The Defense Advanced Research Projects Agency (DARPA) has sought proposals for a counter-anti-access/area denial (A2/AD) drone swarm command and control system.
The Pentagon agency wants the Autonomous Multi-domain Adaptive Swarms-of-Swarms (AMASS) to steer thousands of disparate drones, enabling US and coalition forces to penetrate adversaries’ theater-level A2/AD bubble.
The system is intended to let unmanned platforms operate independently in A2/AD environments without requiring constant communications, which might not be possible in such scenarios.
Current Counter-A2/AD Options
Counter-A2/AD options the US and coalition partners currently have, such as long-range precision-guided weapons, are too few, expensive, and require detailed targeting information.
Other options, such as submarines, involve risking the platform.
Involves Disparate Unmanned Systems
AMASS is intended to create an efficient, cost-effective counter-A2/AD capability involving a range of unmanned aerial, ground, and maritime platforms.

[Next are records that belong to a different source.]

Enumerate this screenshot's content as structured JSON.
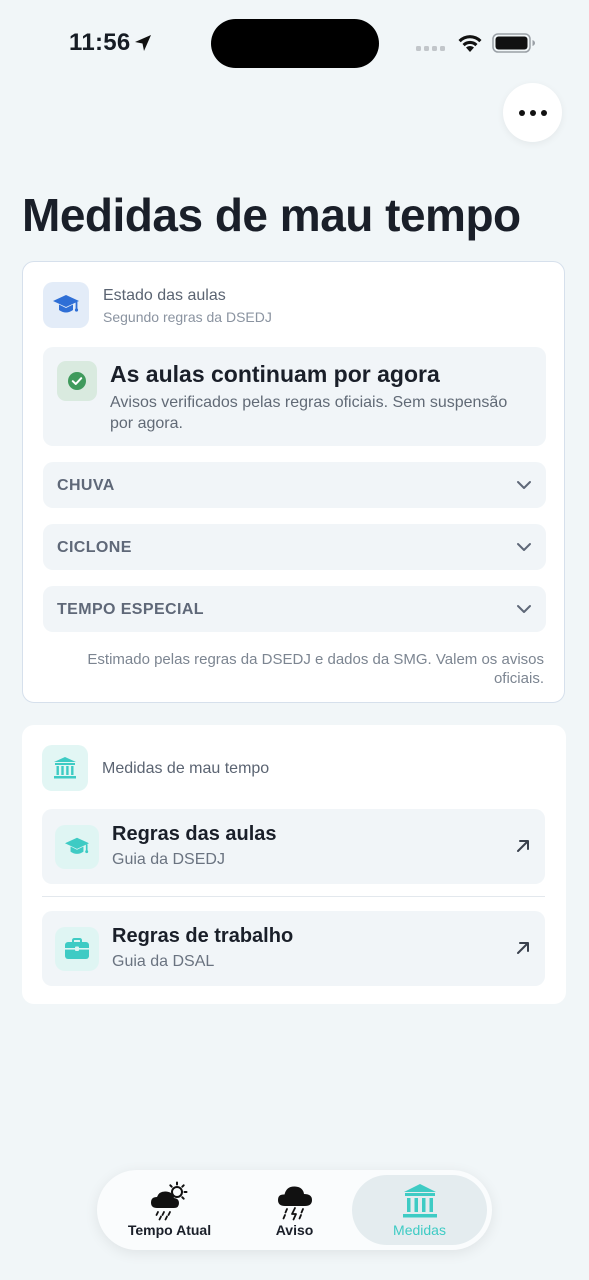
{
  "status_bar": {
    "time": "11:56"
  },
  "page": {
    "title": "Medidas de mau tempo"
  },
  "class_status": {
    "header_title": "Estado das aulas",
    "header_subtitle": "Segundo regras da DSEDJ",
    "status_title": "As aulas continuam por agora",
    "status_description": "Avisos verificados pelas regras oficiais. Sem suspensão por agora.",
    "sections": [
      {
        "label": "CHUVA"
      },
      {
        "label": "CICLONE"
      },
      {
        "label": "TEMPO ESPECIAL"
      }
    ],
    "footnote": "Estimado pelas regras da DSEDJ e dados da SMG. Valem os avisos oficiais."
  },
  "measures": {
    "header_title": "Medidas de mau tempo",
    "links": [
      {
        "title": "Regras das aulas",
        "subtitle": "Guia da DSEDJ",
        "icon": "graduation-cap-icon"
      },
      {
        "title": "Regras de trabalho",
        "subtitle": "Guia da DSAL",
        "icon": "briefcase-icon"
      }
    ]
  },
  "tab_bar": {
    "tabs": [
      {
        "label": "Tempo Atual",
        "icon": "sun-cloud-rain-icon",
        "active": false
      },
      {
        "label": "Aviso",
        "icon": "storm-cloud-icon",
        "active": false
      },
      {
        "label": "Medidas",
        "icon": "institution-icon",
        "active": true
      }
    ]
  },
  "colors": {
    "accent": "#3ecbc4",
    "primary_blue": "#2f6fd6",
    "success_green": "#3f9a5c",
    "background": "#f1f6f8"
  }
}
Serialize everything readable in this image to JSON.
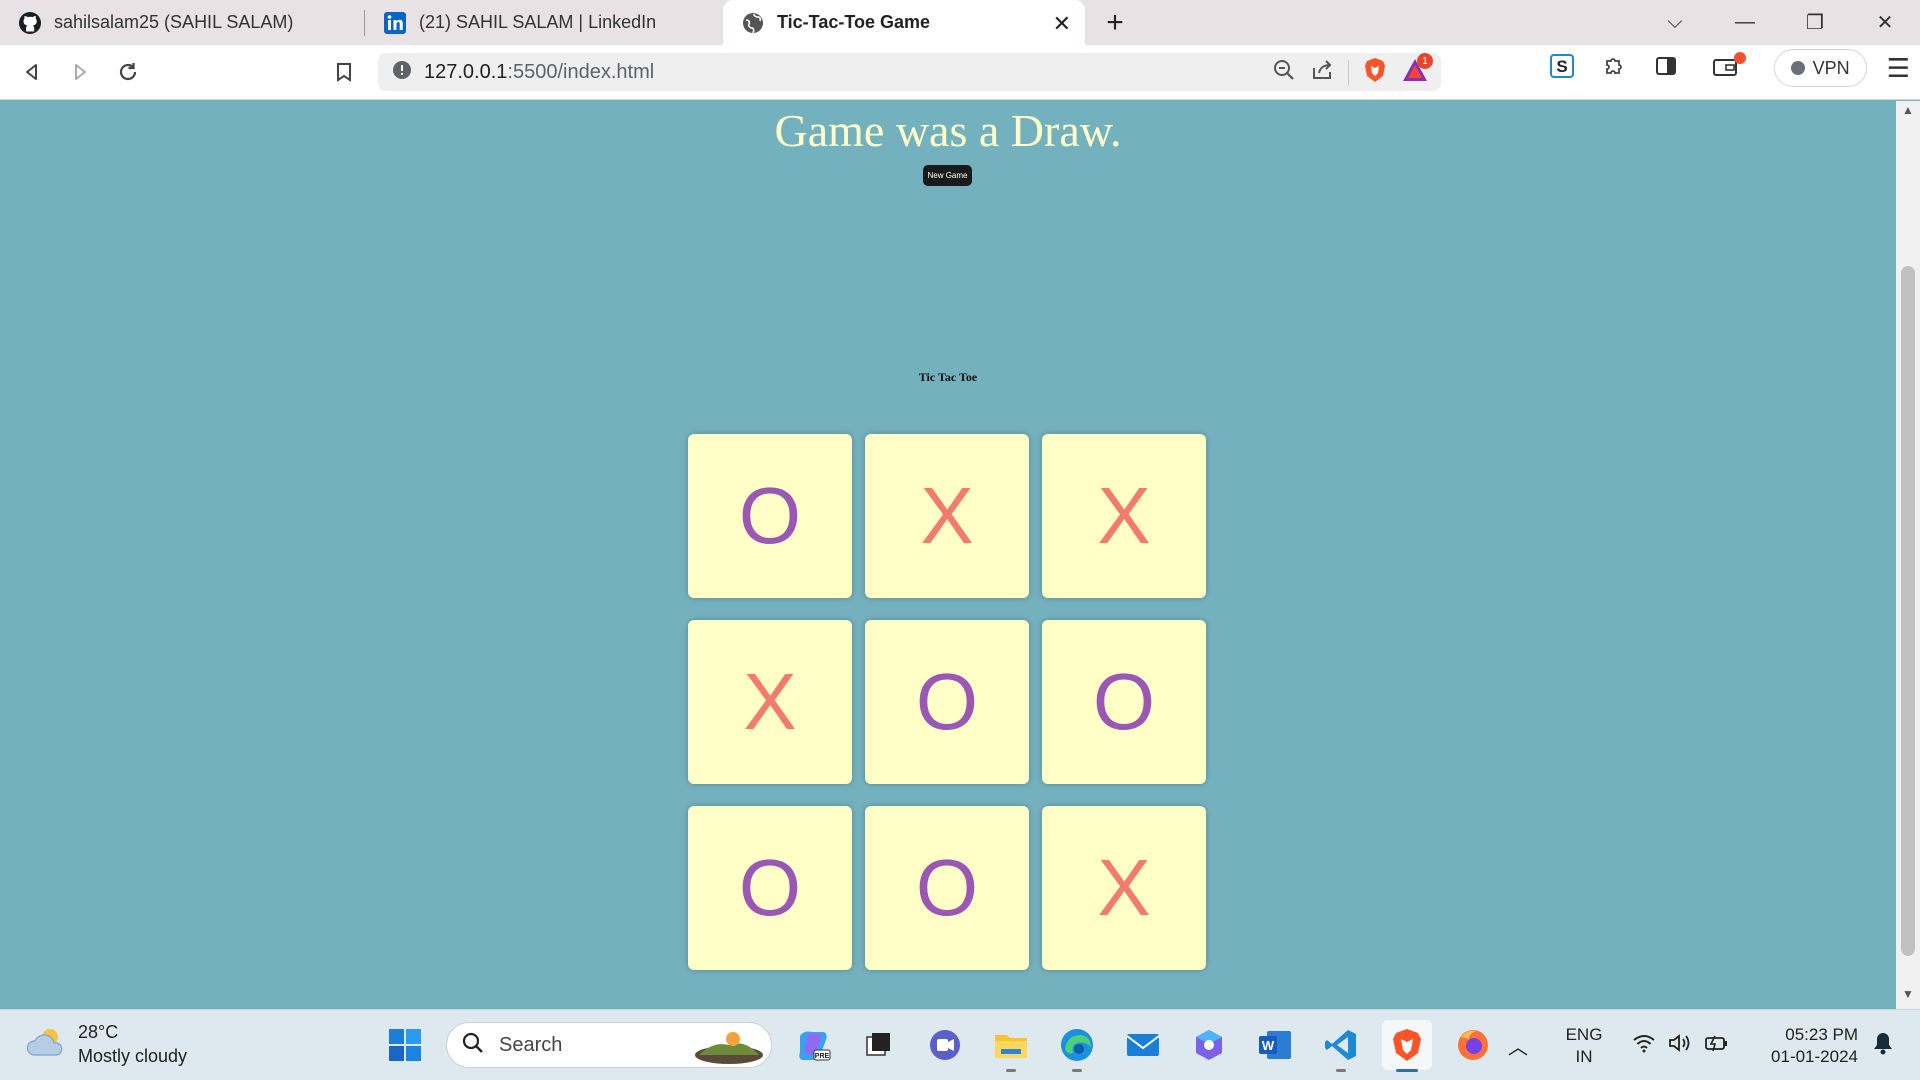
{
  "browser": {
    "tabs": [
      {
        "label": "sahilsalam25 (SAHIL SALAM)",
        "icon": "github-icon",
        "active": false
      },
      {
        "label": "(21) SAHIL SALAM | LinkedIn",
        "icon": "linkedin-icon",
        "active": false
      },
      {
        "label": "Tic-Tac-Toe Game",
        "icon": "globe-icon",
        "active": true
      }
    ],
    "url_host": "127.0.0.1",
    "url_rest": ":5500/index.html",
    "vpn_label": "VPN",
    "brave_badge": "1"
  },
  "page": {
    "message": "Game was a Draw.",
    "new_game_label": "New Game",
    "title": "Tic Tac Toe",
    "board": [
      [
        "O",
        "X",
        "X"
      ],
      [
        "X",
        "O",
        "O"
      ],
      [
        "O",
        "O",
        "X"
      ]
    ],
    "colors": {
      "background": "#74b1bf",
      "cell": "#ffffc7",
      "x": "#f37b6d",
      "o": "#9a57b3"
    }
  },
  "taskbar": {
    "temperature": "28°C",
    "weather": "Mostly cloudy",
    "search_placeholder": "Search",
    "lang_1": "ENG",
    "lang_2": "IN",
    "time": "05:23 PM",
    "date": "01-01-2024",
    "pinned": [
      "windows-start-icon",
      "search-icon",
      "copilot-icon",
      "task-view-icon",
      "teams-chat-icon",
      "file-explorer-icon",
      "edge-icon",
      "mail-icon",
      "copilot-app-icon",
      "word-icon",
      "vscode-icon",
      "brave-icon",
      "firefox-icon"
    ]
  }
}
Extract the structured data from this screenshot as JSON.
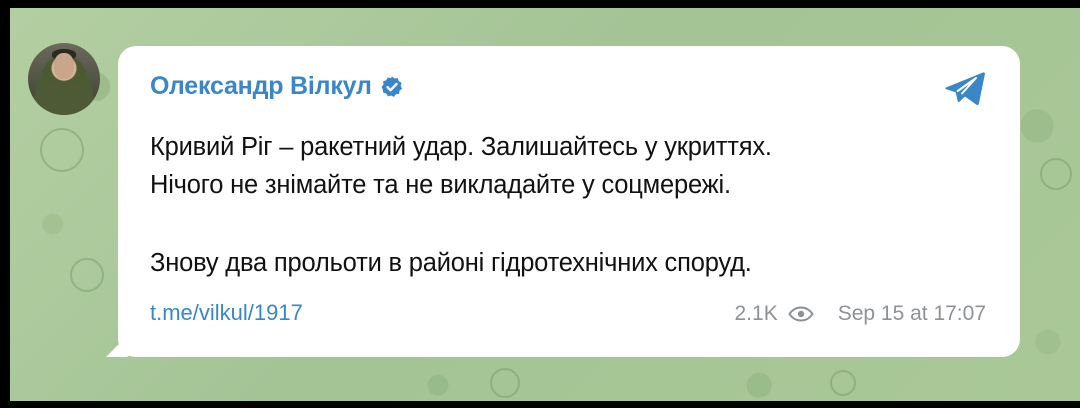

The system will assign swarms “through an optimization process that considers mission objectives, priorities, risks, resource availability, swarm capabilities, and timing,” DARPA explained.
“In addition, AMASS will consider the needs of potential future missions when selecting swarms and swarm compositions.”
Leveraging Current DARPA Programs
Present US and coalition projects on artificial intelligence and autonomy lack the scale and dynamic independence to be effective against peer A2/AD capabilities, including “sophisticated air defense, indirect fires, precision weapons, and Intelligence, Surveillance, and Reconnaissance,” the Pentagon agency said.
AMASS will be built leveraging previous DARPA initiatives, such as the System-of-Systems Enhanced Small Unit program.
DARPA is also working on the OFFensive Swarm-Enabled Tactics program to build a large swarm of aerial and ground-based drones controlled by a small group of operators.
The agency expects to award a potential $78 million AMASS contract.